Instead of a screen of open product tabs and closing the deal with the click of an “add to cart” button, this bridging of physical and digital space affixes another dimension to traditional online shopping.
“There’s that magic moment for the shopper when they realize, one, they’re speaking to a real life human and not a bot, and secondly, when they realize they’re speaking to someone who’s often nearby. So if they do want to enter the store after, they can and often they meet the associate that served them online,” Levene said.
Overall, the virtual storefront blueprint is based around a tech-savvy consumer base as well as physical commercial storefront space, an area that has seen decline in recent years as malls struggle to retain tenants.
That said, Levene detailed a number of ways in which virtual shopping is changing the traditional brick-and-more retail model.
To illustrate inefficiencies in the physical retail space, Levene discussed what he called the “Tuesday at 10 a.m. problem,” where sales associates are on-site inside of an empty mall without customer foot traffic. The virtual storefront enables brands to bring virtual customers into the fold and connect with sales associates already inside the physical stores.
“You can apply this digital layer over the physical store, conceptually, and it suddenly means the store is busy, even if there’s no customers in person there. Suddenly the staff are utilizing their skills to connect with new customers, to showcase the merchandise in the store,” Levene said.
Brands also need to account for both physical store hours as well as peak online shopping times, and some partnering brands are incorporating flex hours at physical locations, according to Levene.
“Typically a website is very busy at 7 or 8 p.m. in the evening, but often the store is traditionally closed, so there’s no associate there to help the online shopper,” Levene said. “We’re seeing many of our partners experimenting with opening their stores later. Even if they’re closed to [the] public in person, they’re still, essentially, virtually open, so they can assist the online shopper.”
This movement has given rise to “dark stores,” according to Levene; a shift he likened to the ghost kitchen trend in the restaurant industry, where a brand operates a kitchen without a pricey storefront and delivers food from this location through delivery apps like Uber Eats and Grub Hub.
“[Dark stores] are not open to the public, but you have store associates working in an environment that looks and feels like a normal store. But really what they’re doing is assisting online shoppers, they’re showing them the products and the merchandise, and then potentially shipping the products directly from the store,” Levene said.

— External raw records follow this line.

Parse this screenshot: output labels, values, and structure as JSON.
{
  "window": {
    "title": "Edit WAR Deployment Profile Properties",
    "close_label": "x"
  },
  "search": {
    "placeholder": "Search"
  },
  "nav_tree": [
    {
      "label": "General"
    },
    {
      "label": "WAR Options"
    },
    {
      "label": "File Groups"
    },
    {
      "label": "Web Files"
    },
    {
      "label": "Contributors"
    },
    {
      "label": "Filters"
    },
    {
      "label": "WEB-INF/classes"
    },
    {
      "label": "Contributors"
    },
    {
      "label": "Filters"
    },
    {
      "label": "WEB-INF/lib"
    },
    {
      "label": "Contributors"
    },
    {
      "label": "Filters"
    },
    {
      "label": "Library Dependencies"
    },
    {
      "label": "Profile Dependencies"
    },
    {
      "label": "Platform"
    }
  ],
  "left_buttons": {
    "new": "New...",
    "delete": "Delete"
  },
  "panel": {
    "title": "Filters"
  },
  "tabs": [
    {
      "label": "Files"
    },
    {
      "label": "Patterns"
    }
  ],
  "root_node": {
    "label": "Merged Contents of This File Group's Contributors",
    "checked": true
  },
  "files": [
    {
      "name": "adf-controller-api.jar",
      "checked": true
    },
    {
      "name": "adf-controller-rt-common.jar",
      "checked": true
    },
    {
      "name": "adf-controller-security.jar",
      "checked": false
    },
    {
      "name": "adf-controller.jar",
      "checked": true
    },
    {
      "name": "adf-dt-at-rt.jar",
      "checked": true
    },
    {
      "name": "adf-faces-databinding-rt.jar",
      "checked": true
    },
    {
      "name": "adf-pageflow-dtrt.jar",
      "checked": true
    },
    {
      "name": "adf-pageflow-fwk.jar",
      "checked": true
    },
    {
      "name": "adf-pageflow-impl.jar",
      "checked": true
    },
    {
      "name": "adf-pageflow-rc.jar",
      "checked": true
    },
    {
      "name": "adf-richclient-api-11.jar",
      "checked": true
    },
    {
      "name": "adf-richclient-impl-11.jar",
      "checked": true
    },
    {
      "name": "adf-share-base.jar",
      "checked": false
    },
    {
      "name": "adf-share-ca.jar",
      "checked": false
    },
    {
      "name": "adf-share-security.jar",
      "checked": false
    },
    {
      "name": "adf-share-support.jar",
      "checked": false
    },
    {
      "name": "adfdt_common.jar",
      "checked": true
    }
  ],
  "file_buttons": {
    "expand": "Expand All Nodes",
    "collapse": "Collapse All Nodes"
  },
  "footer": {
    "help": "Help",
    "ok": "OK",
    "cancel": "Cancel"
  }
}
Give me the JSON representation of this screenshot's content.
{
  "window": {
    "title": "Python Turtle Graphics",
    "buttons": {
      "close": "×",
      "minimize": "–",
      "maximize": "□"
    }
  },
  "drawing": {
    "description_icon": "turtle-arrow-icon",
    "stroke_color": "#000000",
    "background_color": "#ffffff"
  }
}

During the coronavirus pandemic, e-commerce juggernauts have thrived as lockdown measures have closed storefronts, and consumers opt for delivery amid a modern plague. In the competitive online shopping space, Levene believes the ability to offer a human connection to the shopping experience is one way retailers can set themselves apart and compete.
“Every brand in the world, that isn’t Amazon, the one thing they have that Amazon doesn’t is their human edge, their ability to connect with shoppers and to empathize, and to provide great customer experience,” Levene said.